Stalkers, unable to establish or re-establish a relationship of power and control over their victims, turn to violence as a means of reasserting their domination over the victim. In some cases, offenders are even willing to kill their victims and themselves in a last, desperate attempt to assert their domination over the victim.

The evolution of the stalker's thought pattern progresses from: "If I can just prove to you how much I love you," to "I can make you love me," to "If I can't have you, nobody else will."

While this progression in behavior is common, no stalking case is completely predictable. Some stalkers may never escalate past the first stage. Others jump from the first stage to the last stage with little warning. Still others regress to previous stages before advancing to the next. It is not uncommon to see stalkers intersperse episodes of threats and violence with flowers and love letters.

As difficult as it is to predict what a stalker might do, it is at least as difficult to predict when he might do it. A few stalkers will progress to later stages in only a few weeks or even days. In other cases, stalkers who have engaged in some of the most serious stalking behaviors may go months or even years without attempting a subsequent contact.

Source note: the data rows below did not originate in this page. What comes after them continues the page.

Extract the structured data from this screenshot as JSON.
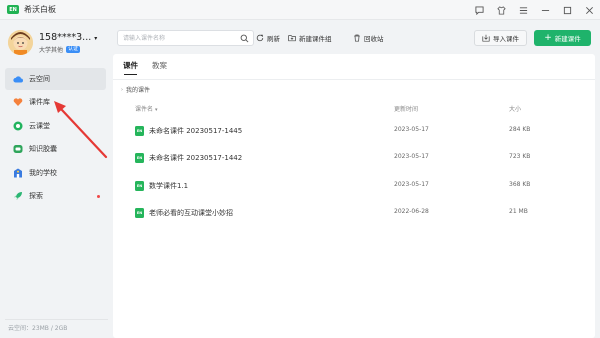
{
  "app": {
    "title": "希沃白板",
    "logo_text": "EN"
  },
  "titlebar_icons": [
    "chat-icon",
    "shirt-icon",
    "menu-icon",
    "minimize-icon",
    "restore-icon",
    "close-icon"
  ],
  "user": {
    "name": "158****3...",
    "role": "大学其他",
    "badge": "认证"
  },
  "sidebar": {
    "items": [
      {
        "label": "云空间",
        "icon": "cloud-icon",
        "active": true
      },
      {
        "label": "课件库",
        "icon": "heart-icon",
        "active": false
      },
      {
        "label": "云课堂",
        "icon": "circle-play-icon",
        "active": false
      },
      {
        "label": "知识胶囊",
        "icon": "capsule-icon",
        "active": false
      },
      {
        "label": "我的学校",
        "icon": "school-icon",
        "active": false
      },
      {
        "label": "探索",
        "icon": "rocket-icon",
        "active": false,
        "dot": true
      }
    ],
    "storage": "云空间：23MB / 2GB"
  },
  "toolbar": {
    "search_placeholder": "请输入课件名称",
    "refresh_label": "刷新",
    "new_group_label": "新建课件组",
    "recycle_label": "回收站",
    "import_label": "导入课件",
    "new_label": "新建课件"
  },
  "main": {
    "tabs": [
      {
        "label": "课件",
        "active": true
      },
      {
        "label": "教案",
        "active": false
      }
    ],
    "breadcrumb": "我的课件",
    "columns": {
      "name": "课件名",
      "updated": "更新时间",
      "size": "大小"
    },
    "rows": [
      {
        "name": "未命名课件 20230517-1445",
        "updated": "2023-05-17",
        "size": "284 KB",
        "icon_text": "EN"
      },
      {
        "name": "未命名课件 20230517-1442",
        "updated": "2023-05-17",
        "size": "723 KB",
        "icon_text": "EN"
      },
      {
        "name": "数学课件1.1",
        "updated": "2023-05-17",
        "size": "368 KB",
        "icon_text": "EN"
      },
      {
        "name": "老师必看的互动课堂小妙招",
        "updated": "2022-06-28",
        "size": "21 MB",
        "icon_text": "EN"
      }
    ]
  },
  "colors": {
    "brand_green": "#1fb36b",
    "arrow_red": "#e53935",
    "active_bg": "#e3e6e9"
  }
}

It is this unpredictability that makes developing an effective response strategy so difficult in any particular stalking case.